CHE must show support for East’s female athletes


Courtesy of: Allie Rosen and Mitchell Cassel

CHE girl’s basketball plays in a much different crowd size then the boy’s basketball team.
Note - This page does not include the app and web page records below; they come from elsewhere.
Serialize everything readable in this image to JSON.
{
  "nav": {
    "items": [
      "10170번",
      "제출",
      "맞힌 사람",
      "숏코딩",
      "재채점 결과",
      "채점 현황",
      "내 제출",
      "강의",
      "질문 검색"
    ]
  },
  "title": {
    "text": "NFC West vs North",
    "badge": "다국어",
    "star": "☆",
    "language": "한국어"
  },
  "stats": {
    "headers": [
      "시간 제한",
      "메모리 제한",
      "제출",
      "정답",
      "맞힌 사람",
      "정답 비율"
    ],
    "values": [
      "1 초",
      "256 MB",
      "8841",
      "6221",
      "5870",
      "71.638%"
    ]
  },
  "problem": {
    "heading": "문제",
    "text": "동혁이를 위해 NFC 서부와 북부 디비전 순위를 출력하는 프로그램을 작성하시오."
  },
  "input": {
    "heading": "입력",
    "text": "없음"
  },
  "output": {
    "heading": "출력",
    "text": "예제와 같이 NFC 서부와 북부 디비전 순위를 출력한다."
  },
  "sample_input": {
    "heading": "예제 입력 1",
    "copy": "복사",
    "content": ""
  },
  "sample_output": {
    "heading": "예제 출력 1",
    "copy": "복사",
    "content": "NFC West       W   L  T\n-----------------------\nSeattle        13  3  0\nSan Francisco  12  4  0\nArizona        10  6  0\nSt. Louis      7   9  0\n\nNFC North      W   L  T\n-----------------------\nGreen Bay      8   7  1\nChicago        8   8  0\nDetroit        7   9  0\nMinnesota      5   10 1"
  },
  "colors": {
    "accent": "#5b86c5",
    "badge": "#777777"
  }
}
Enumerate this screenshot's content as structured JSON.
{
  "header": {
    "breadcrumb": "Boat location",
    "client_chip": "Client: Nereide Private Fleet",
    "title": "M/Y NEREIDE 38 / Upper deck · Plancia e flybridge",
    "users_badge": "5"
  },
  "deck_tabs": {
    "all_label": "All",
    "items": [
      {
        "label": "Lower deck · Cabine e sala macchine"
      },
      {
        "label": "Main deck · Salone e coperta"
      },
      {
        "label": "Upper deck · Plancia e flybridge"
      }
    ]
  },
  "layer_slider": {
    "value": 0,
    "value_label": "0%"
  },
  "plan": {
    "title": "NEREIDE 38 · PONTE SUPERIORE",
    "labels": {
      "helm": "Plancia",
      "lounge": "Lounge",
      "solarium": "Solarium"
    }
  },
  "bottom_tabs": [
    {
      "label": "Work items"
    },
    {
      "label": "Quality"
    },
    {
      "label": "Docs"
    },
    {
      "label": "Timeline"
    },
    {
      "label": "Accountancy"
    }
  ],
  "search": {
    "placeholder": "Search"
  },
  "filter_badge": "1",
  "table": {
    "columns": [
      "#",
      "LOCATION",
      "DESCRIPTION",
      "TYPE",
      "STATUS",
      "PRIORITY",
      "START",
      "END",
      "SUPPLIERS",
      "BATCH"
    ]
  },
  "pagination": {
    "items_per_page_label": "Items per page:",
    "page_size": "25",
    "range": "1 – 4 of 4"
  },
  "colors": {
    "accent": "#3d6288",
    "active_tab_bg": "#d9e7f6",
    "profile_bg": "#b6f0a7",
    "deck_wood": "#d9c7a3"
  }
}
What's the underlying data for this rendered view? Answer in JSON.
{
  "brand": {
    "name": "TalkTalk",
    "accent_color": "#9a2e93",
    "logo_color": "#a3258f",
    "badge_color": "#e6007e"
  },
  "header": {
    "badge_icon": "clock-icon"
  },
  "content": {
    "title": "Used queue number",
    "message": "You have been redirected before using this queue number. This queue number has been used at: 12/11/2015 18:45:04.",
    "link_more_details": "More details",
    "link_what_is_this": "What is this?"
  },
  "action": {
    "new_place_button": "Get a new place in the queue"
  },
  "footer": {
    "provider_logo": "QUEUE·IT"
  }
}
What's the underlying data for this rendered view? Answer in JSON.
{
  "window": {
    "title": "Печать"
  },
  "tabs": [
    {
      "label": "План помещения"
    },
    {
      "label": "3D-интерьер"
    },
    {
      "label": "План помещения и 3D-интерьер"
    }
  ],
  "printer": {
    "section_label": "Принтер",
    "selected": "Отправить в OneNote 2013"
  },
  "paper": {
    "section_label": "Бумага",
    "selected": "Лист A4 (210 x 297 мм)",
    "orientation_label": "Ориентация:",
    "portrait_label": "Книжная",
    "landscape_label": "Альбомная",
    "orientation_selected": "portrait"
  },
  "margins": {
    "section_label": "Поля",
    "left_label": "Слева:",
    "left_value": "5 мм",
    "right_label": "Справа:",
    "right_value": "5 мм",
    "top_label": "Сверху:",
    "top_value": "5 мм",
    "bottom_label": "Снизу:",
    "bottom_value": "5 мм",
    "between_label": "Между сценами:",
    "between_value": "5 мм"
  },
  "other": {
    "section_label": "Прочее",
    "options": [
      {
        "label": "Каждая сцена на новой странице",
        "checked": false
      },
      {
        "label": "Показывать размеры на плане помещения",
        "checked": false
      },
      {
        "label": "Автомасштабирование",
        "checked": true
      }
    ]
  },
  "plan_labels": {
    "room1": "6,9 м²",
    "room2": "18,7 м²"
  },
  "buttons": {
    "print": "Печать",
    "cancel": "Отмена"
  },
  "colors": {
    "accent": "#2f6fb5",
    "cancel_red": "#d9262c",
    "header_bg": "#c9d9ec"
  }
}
Five seconds left on the clock. Number 14 gets the ball. She shoots, she scores! The buzzer sounds. The crowd goes crazy! Except they don’t; no one is there to cheer.
Why? Shouldn’t the cheers be louder than the buzzer?
For most girls’ teams, this is the startling truth. It’s not a secret that girls’ teams typically have low attendance and low following in comparison to boys’ teams on the high school level for both phenomenal and mediocre girls’ teams alike. But this shouldn’t be the standard.
People aren’t coming out to female sports games. So then it falls on the players themselves to support each other.
One senior girl on the soccer team expressed that while she understands that the boys’ soccer team had a better season this past year, she would have liked to see more students at the girls’ games. She described the way that the boys’ and girls’ teams support each other as a “one way street,” with the girls supporting the boys, but not always feeling like it’s the other way around. She ended the conversation by stating, “If [the girl’s team] had the top [field], people would at least have to walk past us.”
But as much as it is a player’s responsibility to support their teammates, there still should be an effort from the students to do so. This article is not meant to attack Cherry Hill East Countrymen (@checountrymen). However, there is a student-run social media platform that is meant to represent the student body of East and promotes East sports, yet we see rare if any representation of the girls’ teams at East. We have to question if this is in fact representing the scope of our athletic programs at East. That doesn’t mean that those who run or follow the account do not in fact support the girls’ teams at our school. It’s simply a fact that the “Instagram for the BEST student section in SJ” (as per their Instagram bio) only showcases half of the student-athlete population.
Title IX, an act added to the Education Amendments of 1972 that provides equal opportunities regardless of gender, ensures that female student-athletes are provided “other athletic benefits and opportunities” by their school. These benefits include the nature of publicity, marketing and media services. While the Countrymen are not technically affiliated with the school, thus do not legally need to follow Title IX, when half of the student-athlete population is not represented on social media and when they can barely fill bleachers, it puts into question the priorities of girl’s teams in the stewardship of sports at East.
Mr. Mike Beirao, the Athletic Director for all Cherry Hill Public Schools, said that “nothing promotes womens’ sports more than success and opportunity. So with our programs, the more success they have, the more accolades and acknowledgments that our female student-athletes are going to receive, which brings more attention to them…I think the other piece too is opportunity. How are we providing more opportunities for our female athletes to be involved in athletics?”
But we already have successful girl’s teams at East. Beirao looks to “our womens’ tennis team, I think 19 out of the past 20 years, they’ve won sectionals. And 21 out of 22 years they’ve won the conference. Same with our swimming team, our girl’s swimming team is going for their fourth in a row section title and they have a tremendous amount of accolades. We have some phenomenal Track and Field athletes on our female side,” among other high-achieving female athletes.
The girl’s swimming team is currently undefeated and at the top of their division. The girl’s cross country team took first at the Olympic Conference Championships in October. Annie Behm (‘21) qualified for the June Olympic Trials in two events: 100 and 200 LCM backstroke. And Grace Yoon (‘20) has won the NJSIAA Meet State Champion for the past four years. East has some stellar athletes, more than mentioned above.
But how would you feel, if year after year after year, the buzzer is still louder than the cheers?

Courtesy of Allie Rosen and Mitchell Cassel
CHE boy’s basketball team celebrate in front of a large crowd after a win.